Data provided
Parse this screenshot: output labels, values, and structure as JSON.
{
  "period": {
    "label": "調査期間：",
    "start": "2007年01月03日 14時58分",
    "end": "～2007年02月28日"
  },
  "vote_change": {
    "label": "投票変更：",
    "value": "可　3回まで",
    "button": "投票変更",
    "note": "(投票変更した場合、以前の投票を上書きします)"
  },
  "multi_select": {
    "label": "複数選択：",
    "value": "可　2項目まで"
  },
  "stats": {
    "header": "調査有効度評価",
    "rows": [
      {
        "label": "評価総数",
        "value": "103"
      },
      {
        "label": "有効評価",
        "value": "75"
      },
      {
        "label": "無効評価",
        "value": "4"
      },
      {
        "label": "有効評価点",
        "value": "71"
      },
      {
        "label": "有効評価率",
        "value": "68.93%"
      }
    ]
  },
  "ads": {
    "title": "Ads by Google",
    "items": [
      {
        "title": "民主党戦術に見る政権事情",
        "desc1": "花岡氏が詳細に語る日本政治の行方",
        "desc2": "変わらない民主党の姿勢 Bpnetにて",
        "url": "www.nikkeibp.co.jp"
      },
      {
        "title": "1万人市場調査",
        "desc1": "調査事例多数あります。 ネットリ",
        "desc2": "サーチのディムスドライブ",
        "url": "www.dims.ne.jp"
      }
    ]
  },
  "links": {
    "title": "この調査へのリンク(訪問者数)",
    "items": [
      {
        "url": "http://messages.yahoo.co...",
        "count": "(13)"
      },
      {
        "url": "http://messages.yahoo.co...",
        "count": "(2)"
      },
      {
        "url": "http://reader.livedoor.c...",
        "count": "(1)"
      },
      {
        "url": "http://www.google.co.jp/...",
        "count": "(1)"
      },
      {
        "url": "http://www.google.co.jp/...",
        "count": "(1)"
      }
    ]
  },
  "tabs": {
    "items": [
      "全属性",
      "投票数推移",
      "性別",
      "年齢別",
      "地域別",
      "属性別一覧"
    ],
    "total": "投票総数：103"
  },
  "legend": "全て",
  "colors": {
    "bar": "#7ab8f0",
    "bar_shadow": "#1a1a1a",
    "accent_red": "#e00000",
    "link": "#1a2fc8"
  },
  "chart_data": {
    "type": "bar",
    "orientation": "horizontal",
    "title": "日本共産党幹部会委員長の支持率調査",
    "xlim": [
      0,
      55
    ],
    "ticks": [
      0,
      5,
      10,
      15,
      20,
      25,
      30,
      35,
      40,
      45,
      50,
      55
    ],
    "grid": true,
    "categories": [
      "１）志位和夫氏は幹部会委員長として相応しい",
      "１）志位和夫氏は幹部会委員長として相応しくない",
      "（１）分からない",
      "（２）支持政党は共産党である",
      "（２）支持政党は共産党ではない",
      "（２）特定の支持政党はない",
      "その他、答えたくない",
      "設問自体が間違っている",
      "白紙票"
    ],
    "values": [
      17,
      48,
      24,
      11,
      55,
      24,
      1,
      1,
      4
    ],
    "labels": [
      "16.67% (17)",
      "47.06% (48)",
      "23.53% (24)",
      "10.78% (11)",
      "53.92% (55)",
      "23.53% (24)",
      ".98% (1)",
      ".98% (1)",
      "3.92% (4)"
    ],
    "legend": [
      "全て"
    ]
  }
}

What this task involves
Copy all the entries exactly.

Reply
Parse this screenshot: output labels, values, and structure as JSON.
{
  "period": {
    "label": "調査期間：",
    "start": "2007年01月03日 14時58分",
    "end": "～2007年02月28日"
  },
  "vote_change": {
    "label": "投票変更：",
    "value": "可　3回まで",
    "button": "投票変更",
    "note": "(投票変更した場合、以前の投票を上書きします)"
  },
  "multi_select": {
    "label": "複数選択：",
    "value": "可　2項目まで"
  },
  "stats": {
    "header": "調査有効度評価",
    "rows": [
      {
        "label": "評価総数",
        "value": "103"
      },
      {
        "label": "有効評価",
        "value": "75"
      },
      {
        "label": "無効評価",
        "value": "4"
      },
      {
        "label": "有効評価点",
        "value": "71"
      },
      {
        "label": "有効評価率",
        "value": "68.93%"
      }
    ]
  },
  "ads": {
    "title": "Ads by Google",
    "items": [
      {
        "title": "民主党戦術に見る政権事情",
        "desc1": "花岡氏が詳細に語る日本政治の行方",
        "desc2": "変わらない民主党の姿勢 Bpnetにて",
        "url": "www.nikkeibp.co.jp"
      },
      {
        "title": "1万人市場調査",
        "desc1": "調査事例多数あります。 ネットリ",
        "desc2": "サーチのディムスドライブ",
        "url": "www.dims.ne.jp"
      }
    ]
  },
  "links": {
    "title": "この調査へのリンク(訪問者数)",
    "items": [
      {
        "url": "http://messages.yahoo.co...",
        "count": "(13)"
      },
      {
        "url": "http://messages.yahoo.co...",
        "count": "(2)"
      },
      {
        "url": "http://reader.livedoor.c...",
        "count": "(1)"
      },
      {
        "url": "http://www.google.co.jp/...",
        "count": "(1)"
      },
      {
        "url": "http://www.google.co.jp/...",
        "count": "(1)"
      }
    ]
  },
  "tabs": {
    "items": [
      "全属性",
      "投票数推移",
      "性別",
      "年齢別",
      "地域別",
      "属性別一覧"
    ],
    "total": "投票総数：103"
  },
  "legend": "全て",
  "colors": {
    "bar": "#7ab8f0",
    "bar_shadow": "#1a1a1a",
    "accent_red": "#e00000",
    "link": "#1a2fc8"
  },
  "chart_data": {
    "type": "bar",
    "orientation": "horizontal",
    "title": "日本共産党幹部会委員長の支持率調査",
    "xlim": [
      0,
      55
    ],
    "ticks": [
      0,
      5,
      10,
      15,
      20,
      25,
      30,
      35,
      40,
      45,
      50,
      55
    ],
    "grid": true,
    "categories": [
      "１）志位和夫氏は幹部会委員長として相応しい",
      "１）志位和夫氏は幹部会委員長として相応しくない",
      "（１）分からない",
      "（２）支持政党は共産党である",
      "（２）支持政党は共産党ではない",
      "（２）特定の支持政党はない",
      "その他、答えたくない",
      "設問自体が間違っている",
      "白紙票"
    ],
    "values": [
      17,
      48,
      24,
      11,
      55,
      24,
      1,
      1,
      4
    ],
    "labels": [
      "16.67% (17)",
      "47.06% (48)",
      "23.53% (24)",
      "10.78% (11)",
      "53.92% (55)",
      "23.53% (24)",
      ".98% (1)",
      ".98% (1)",
      "3.92% (4)"
    ],
    "legend": [
      "全て"
    ]
  }
}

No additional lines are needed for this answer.